You’re paying for perfect. (Also I don’t know if a lot of people switch their chicken around last minute like that, or what a ‘lemon zest chicken’ actually is – but this isn’t a cooking website, it’s a wedding planning website, okay?)
(Also vendors aren’t stupid. Once you show up wearing a wedding dress for your “meeting” that you’ve been planning for eight months, they’re going to know what’s up and probably charge you additional anyway for breach of contract).
#2 – DIY All Of Your Decorations
For the seven or eight of you who are good at DIY projects – this recommendation is for you. For the rest of us who struggled to make macaroni picture frames in 2nd grade art class – maybe we should sit this one out.
I love the idea of making your own decorations. The thought of going to Hobby Lobby with my mom and stocking our cart full of silk flowers and styrofoam and little beads and doodads sounds like a fun field trip. But when it comes right down to it – neither one of us is Martha Stewart. And no matter how many Youtube videos we watch or books we read, we’re not going to be able to make a “homemade centerpiece” without it looking like we made a homemade centerpiece.
Be honest with yourself about your level of craftiness. If you’ve got it – go for it. If you don’t – don’t make yourself crazy by trying to DIY everything.
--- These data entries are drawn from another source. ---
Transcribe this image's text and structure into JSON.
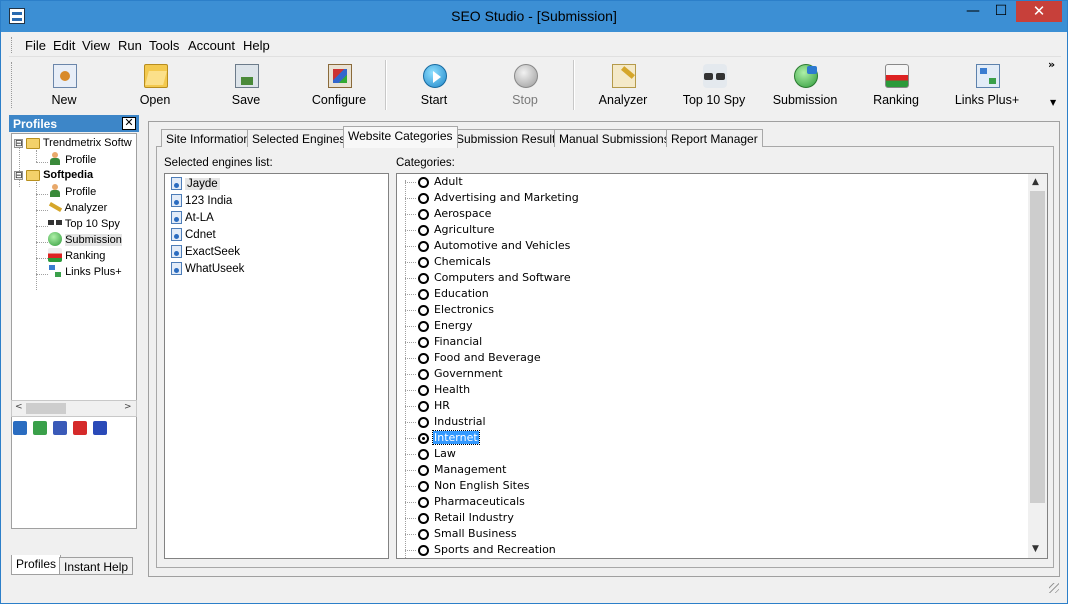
{
  "window": {
    "title": "SEO Studio - [Submission]",
    "min_glyph": "—",
    "max_glyph": "☐",
    "close_glyph": "✕"
  },
  "menu": [
    "File",
    "Edit",
    "View",
    "Run",
    "Tools",
    "Account",
    "Help"
  ],
  "toolbar": {
    "buttons": [
      {
        "label": "New",
        "icon": "new-profile-icon"
      },
      {
        "label": "Open",
        "icon": "open-folder-icon"
      },
      {
        "label": "Save",
        "icon": "save-icon"
      },
      {
        "label": "Configure",
        "icon": "configure-icon"
      },
      {
        "label": "Start",
        "icon": "start-icon"
      },
      {
        "label": "Stop",
        "icon": "stop-icon",
        "disabled": true
      },
      {
        "label": "Analyzer",
        "icon": "analyzer-icon"
      },
      {
        "label": "Top 10 Spy",
        "icon": "spy-icon"
      },
      {
        "label": "Submission",
        "icon": "submission-icon"
      },
      {
        "label": "Ranking",
        "icon": "ranking-icon"
      },
      {
        "label": "Links Plus+",
        "icon": "links-icon"
      }
    ],
    "more_glyph": "»",
    "dropdown_glyph": "▼"
  },
  "profiles": {
    "header": "Profiles",
    "close_glyph": "✕",
    "tree": [
      {
        "label": "Trendmetrix Softw",
        "level": 0,
        "type": "folder",
        "expander": "⊟"
      },
      {
        "label": "Profile",
        "level": 1,
        "type": "profile"
      },
      {
        "label": "Softpedia",
        "level": 0,
        "type": "folder",
        "expander": "⊟",
        "bold": true
      },
      {
        "label": "Profile",
        "level": 1,
        "type": "profile"
      },
      {
        "label": "Analyzer",
        "level": 1,
        "type": "analyzer"
      },
      {
        "label": "Top 10 Spy",
        "level": 1,
        "type": "spy"
      },
      {
        "label": "Submission",
        "level": 1,
        "type": "submission",
        "selected": true
      },
      {
        "label": "Ranking",
        "level": 1,
        "type": "ranking"
      },
      {
        "label": "Links Plus+",
        "level": 1,
        "type": "links"
      }
    ],
    "scroll_left": "<",
    "scroll_right": ">",
    "tabs": [
      "Profiles",
      "Instant Help"
    ]
  },
  "tabs": [
    "Site Information",
    "Selected Engines",
    "Website Categories",
    "Submission Results",
    "Manual Submissions",
    "Report Manager"
  ],
  "active_tab": "Website Categories",
  "engines": {
    "label": "Selected engines list:",
    "items": [
      "Jayde",
      "123 India",
      "At-LA",
      "Cdnet",
      "ExactSeek",
      "WhatUseek"
    ]
  },
  "categories": {
    "label": "Categories:",
    "items": [
      "Adult",
      "Advertising and Marketing",
      "Aerospace",
      "Agriculture",
      "Automotive and Vehicles",
      "Chemicals",
      "Computers and Software",
      "Education",
      "Electronics",
      "Energy",
      "Financial",
      "Food and Beverage",
      "Government",
      "Health",
      "HR",
      "Industrial",
      "Internet",
      "Law",
      "Management",
      "Non English Sites",
      "Pharmaceuticals",
      "Retail Industry",
      "Small Business",
      "Sports and Recreation"
    ],
    "selected": "Internet",
    "scroll_up": "▲",
    "scroll_down": "▼"
  }
}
Find other ways to save money with decor (talk to your florist for ideas!).
#3- If You’re Hiring A Make-up Artist, Try Someone Who’s Not In The Wedding Business. Like A Mary Kay Consultant!
Or just do your own make-up. Look – if you’re so strapped for cash that you’re thinking about paying a Mary Kay Consultant or a teenager at Sephora to do your make-up, just skip it and do your own. Watch a couple of Youtube videos. Or ask your cousin who’s “good with make-up”.
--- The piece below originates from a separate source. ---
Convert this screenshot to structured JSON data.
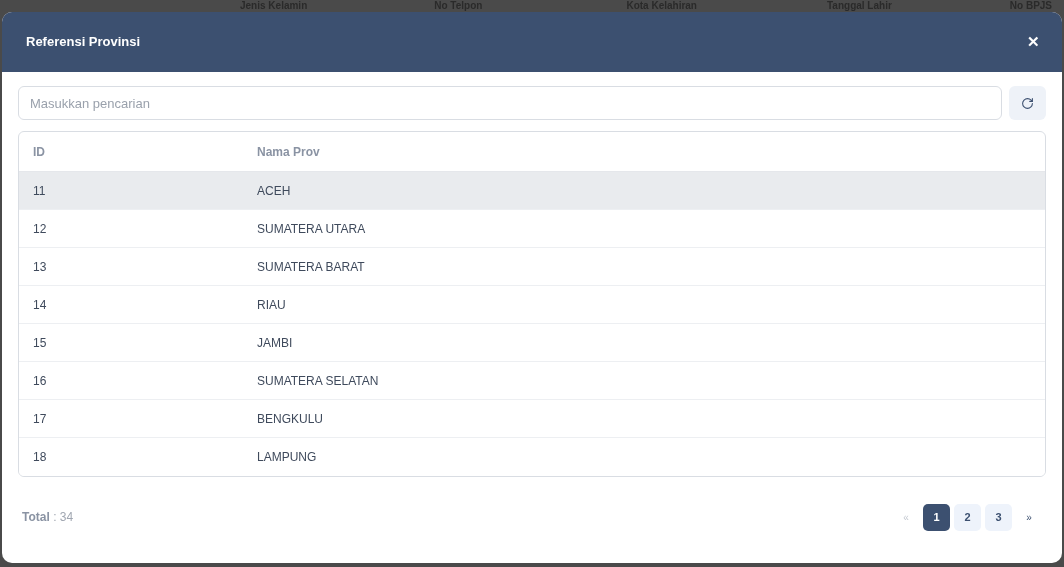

My thought process behind hiring a make-up artist (which I almost didn’t) – was “I’ve been doing my own make-up for a long time. I obviously know what I like and what I don’t like. So if I’m going to pay someone else to do it, they HAVE to do a better job than I would.”
So I hired a make-up artist who specializes in weddings because I knew she’d know the “look” that I was going for and understand how to make it show up in photos. That’s the thing about wedding make-up artists specifically, they know how to work with photography and know what will show up in photos and what won’t.
#4 – Buy Your Dress Off The Rack
If you can do this – awesome. But if you can’t find your dream dress – don’t force yourself to buy something that you don’t love just because it’s cheaper. You can find reasonably priced dresses at trunk shows, David’s Bridal, etc.
#5 – Take Out A Loan
Don’t take out a loan to pay for your wedding. Just don’t. Work around it. Work with what you have. If your budget is $500, then buy a simple white dress and have a backyard wedding. You can make it nice.
The point is, don’t go in debt and start your MARRIAGE with a pile of debt that you now have to pay off because you wanted an expensive day. At the end of the day, you’re still married. Whether it’s in a church or an art gallery or your parents backyard. As long as you marry your best friend, the rest doesn’t really matter.